YOUR ASSIGNMENT
Apart from the images, every record here needs to be copied exactly.

DATASET
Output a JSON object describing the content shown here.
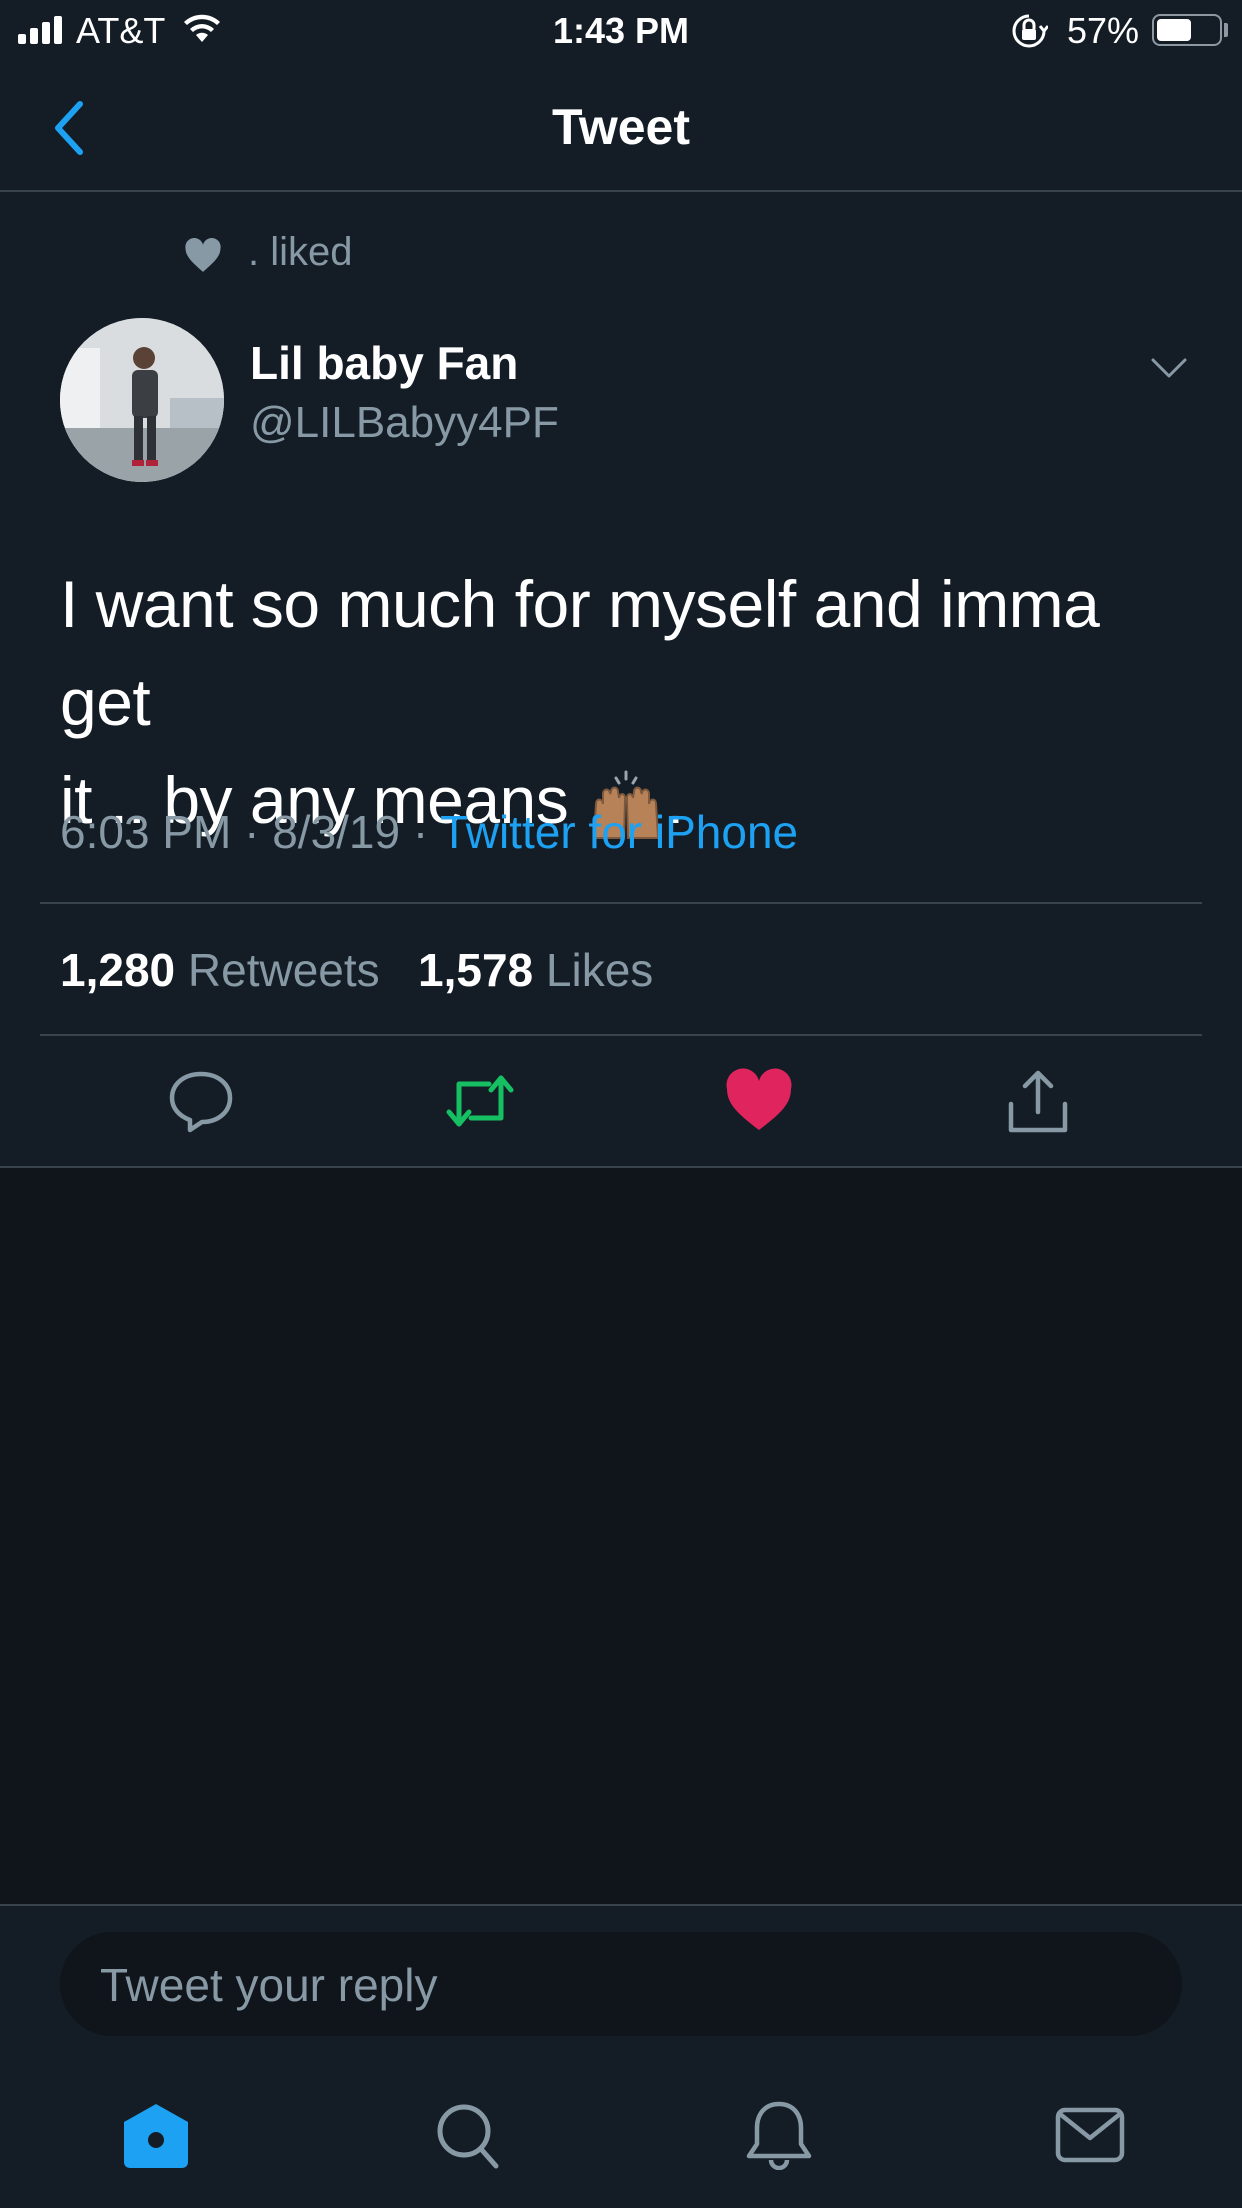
{
  "status_bar": {
    "carrier": "AT&T",
    "time": "1:43 PM",
    "battery_percent": "57%",
    "battery_level": 0.57
  },
  "nav": {
    "title": "Tweet"
  },
  "tweet": {
    "social_context": ". liked",
    "author_name": "Lil baby Fan",
    "author_handle": "@LILBabyy4PF",
    "text_line1": "I want so much for myself and imma get",
    "text_line2": "it .. by any means",
    "text_end": ".",
    "emoji": "raising-hands-emoji",
    "time": "6:03 PM",
    "date": "8/3/19",
    "separator": "·",
    "source": "Twitter for iPhone",
    "retweets_count": "1,280",
    "retweets_label": "Retweets",
    "likes_count": "1,578",
    "likes_label": "Likes"
  },
  "actions": [
    "reply-icon",
    "retweet-icon",
    "like-icon",
    "share-icon"
  ],
  "colors": {
    "background": "#141d26",
    "empty_area": "#10141b",
    "accent": "#1da1f2",
    "retweet": "#17bf63",
    "like": "#e0245e",
    "secondary_text": "#8899a6"
  },
  "reply": {
    "placeholder": "Tweet your reply"
  },
  "tabbar": [
    "home-icon",
    "search-icon",
    "notifications-icon",
    "messages-icon"
  ]
}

SOLVED EXERCISE
Output a JSON object describing the content shown here.
{
  "status_bar": {
    "carrier": "AT&T",
    "time": "1:43 PM",
    "battery_percent": "57%",
    "battery_level": 0.57
  },
  "nav": {
    "title": "Tweet"
  },
  "tweet": {
    "social_context": ". liked",
    "author_name": "Lil baby Fan",
    "author_handle": "@LILBabyy4PF",
    "text_line1": "I want so much for myself and imma get",
    "text_line2": "it .. by any means",
    "text_end": ".",
    "emoji": "raising-hands-emoji",
    "time": "6:03 PM",
    "date": "8/3/19",
    "separator": "·",
    "source": "Twitter for iPhone",
    "retweets_count": "1,280",
    "retweets_label": "Retweets",
    "likes_count": "1,578",
    "likes_label": "Likes"
  },
  "actions": [
    "reply-icon",
    "retweet-icon",
    "like-icon",
    "share-icon"
  ],
  "colors": {
    "background": "#141d26",
    "empty_area": "#10141b",
    "accent": "#1da1f2",
    "retweet": "#17bf63",
    "like": "#e0245e",
    "secondary_text": "#8899a6"
  },
  "reply": {
    "placeholder": "Tweet your reply"
  },
  "tabbar": [
    "home-icon",
    "search-icon",
    "notifications-icon",
    "messages-icon"
  ]
}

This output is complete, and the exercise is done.